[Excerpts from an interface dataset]
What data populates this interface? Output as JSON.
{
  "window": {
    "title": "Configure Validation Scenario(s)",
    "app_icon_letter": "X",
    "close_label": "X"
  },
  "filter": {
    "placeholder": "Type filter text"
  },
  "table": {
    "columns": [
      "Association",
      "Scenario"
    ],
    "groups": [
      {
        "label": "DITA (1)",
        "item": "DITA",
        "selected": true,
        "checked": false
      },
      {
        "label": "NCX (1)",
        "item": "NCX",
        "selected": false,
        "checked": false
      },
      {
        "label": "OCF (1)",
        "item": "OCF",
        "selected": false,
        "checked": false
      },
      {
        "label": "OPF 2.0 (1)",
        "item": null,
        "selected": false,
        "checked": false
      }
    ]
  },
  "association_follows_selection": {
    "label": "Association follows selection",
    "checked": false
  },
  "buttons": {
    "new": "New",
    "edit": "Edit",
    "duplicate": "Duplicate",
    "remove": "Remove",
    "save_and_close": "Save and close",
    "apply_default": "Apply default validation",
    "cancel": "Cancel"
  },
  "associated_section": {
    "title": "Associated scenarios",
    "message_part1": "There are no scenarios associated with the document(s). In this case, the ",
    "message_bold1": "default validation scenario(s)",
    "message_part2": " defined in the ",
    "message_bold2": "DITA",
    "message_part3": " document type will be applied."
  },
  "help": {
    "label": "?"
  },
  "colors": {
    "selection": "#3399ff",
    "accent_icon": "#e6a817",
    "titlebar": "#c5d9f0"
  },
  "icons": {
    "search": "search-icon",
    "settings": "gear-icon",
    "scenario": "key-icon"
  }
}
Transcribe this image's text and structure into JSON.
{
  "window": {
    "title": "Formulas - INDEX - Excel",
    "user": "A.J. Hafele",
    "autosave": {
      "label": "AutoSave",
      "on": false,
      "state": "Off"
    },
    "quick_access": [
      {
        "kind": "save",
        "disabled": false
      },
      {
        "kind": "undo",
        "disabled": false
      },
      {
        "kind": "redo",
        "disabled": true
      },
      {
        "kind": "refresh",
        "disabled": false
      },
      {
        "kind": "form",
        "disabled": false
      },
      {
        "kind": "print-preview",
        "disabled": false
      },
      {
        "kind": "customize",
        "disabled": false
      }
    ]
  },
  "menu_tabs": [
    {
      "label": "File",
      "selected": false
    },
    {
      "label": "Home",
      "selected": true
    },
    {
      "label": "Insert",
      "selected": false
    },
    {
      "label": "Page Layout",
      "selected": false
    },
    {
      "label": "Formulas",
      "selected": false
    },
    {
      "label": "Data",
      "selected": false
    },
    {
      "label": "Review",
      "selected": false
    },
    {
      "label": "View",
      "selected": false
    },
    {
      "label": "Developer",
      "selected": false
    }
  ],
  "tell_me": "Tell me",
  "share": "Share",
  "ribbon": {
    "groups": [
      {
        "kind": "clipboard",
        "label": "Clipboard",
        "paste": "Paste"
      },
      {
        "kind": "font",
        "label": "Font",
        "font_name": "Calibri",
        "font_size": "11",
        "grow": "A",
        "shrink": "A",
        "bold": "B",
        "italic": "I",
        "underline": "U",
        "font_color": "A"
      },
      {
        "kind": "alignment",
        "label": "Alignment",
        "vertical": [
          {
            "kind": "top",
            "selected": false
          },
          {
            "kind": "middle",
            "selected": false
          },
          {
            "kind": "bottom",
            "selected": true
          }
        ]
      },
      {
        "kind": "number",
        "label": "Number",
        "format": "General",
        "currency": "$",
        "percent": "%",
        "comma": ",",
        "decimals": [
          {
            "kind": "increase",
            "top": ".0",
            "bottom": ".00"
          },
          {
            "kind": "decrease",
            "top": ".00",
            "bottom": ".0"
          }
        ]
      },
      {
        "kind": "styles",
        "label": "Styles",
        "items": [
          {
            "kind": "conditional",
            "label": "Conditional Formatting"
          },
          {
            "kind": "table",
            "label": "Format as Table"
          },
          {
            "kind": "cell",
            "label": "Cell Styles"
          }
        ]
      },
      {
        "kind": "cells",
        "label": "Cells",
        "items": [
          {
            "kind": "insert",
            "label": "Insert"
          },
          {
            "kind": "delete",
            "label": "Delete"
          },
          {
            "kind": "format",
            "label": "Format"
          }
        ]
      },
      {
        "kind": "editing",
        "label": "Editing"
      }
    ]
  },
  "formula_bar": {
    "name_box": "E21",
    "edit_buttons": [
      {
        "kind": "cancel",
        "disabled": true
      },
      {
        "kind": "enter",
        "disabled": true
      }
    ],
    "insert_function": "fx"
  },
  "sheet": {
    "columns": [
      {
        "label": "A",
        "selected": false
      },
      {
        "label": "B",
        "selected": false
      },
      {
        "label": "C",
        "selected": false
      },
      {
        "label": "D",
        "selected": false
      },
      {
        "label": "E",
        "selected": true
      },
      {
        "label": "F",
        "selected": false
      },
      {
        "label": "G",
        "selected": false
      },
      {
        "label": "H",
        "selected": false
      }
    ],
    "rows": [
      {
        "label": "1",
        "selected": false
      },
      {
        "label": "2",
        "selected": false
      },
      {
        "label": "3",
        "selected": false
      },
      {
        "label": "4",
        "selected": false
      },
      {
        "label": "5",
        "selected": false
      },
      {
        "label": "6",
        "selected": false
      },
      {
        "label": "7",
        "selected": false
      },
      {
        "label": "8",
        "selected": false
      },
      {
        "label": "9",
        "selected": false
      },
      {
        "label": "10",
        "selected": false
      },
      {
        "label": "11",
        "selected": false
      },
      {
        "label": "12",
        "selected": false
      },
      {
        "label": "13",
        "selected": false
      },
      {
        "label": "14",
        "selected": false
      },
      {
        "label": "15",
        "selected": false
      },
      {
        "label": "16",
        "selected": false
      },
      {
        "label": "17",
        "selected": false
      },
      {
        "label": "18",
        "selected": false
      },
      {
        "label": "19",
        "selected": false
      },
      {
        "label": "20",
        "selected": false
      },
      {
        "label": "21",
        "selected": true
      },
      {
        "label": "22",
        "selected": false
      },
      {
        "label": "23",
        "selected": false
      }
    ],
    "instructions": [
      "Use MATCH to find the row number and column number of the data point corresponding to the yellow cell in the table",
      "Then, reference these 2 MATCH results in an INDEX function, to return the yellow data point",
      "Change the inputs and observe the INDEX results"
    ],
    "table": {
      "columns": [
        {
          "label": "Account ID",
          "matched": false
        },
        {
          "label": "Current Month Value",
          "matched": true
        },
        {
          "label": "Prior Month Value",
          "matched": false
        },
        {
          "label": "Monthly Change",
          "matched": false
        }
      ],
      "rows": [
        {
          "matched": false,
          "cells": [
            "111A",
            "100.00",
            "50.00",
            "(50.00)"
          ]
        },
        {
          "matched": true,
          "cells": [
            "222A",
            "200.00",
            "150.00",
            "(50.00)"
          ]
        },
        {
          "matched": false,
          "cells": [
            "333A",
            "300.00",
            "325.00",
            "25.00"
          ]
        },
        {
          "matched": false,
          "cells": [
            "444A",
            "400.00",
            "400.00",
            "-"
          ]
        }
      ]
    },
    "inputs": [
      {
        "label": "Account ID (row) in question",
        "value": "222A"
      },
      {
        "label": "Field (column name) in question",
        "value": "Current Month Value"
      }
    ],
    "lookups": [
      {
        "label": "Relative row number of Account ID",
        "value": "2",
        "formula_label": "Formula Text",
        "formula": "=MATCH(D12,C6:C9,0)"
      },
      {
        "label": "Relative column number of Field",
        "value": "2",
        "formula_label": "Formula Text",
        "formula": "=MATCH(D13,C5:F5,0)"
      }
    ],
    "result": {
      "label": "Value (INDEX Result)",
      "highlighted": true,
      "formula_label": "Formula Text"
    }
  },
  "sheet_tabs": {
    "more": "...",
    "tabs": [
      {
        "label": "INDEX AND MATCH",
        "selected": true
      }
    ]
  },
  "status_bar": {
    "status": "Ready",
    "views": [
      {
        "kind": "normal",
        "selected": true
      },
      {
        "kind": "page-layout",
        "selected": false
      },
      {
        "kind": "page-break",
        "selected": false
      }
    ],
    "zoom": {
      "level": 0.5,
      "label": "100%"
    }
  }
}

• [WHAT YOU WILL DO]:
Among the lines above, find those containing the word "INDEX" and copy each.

• [EXPECTED ANSWER]:
    "title": "Formulas - INDEX - Excel",
      "Then, reference these 2 MATCH results in an INDEX function, to return the yellow data point",
      "Change the inputs and observe the INDEX results"
      "label": "Value (INDEX Result)",
        "label": "INDEX AND MATCH",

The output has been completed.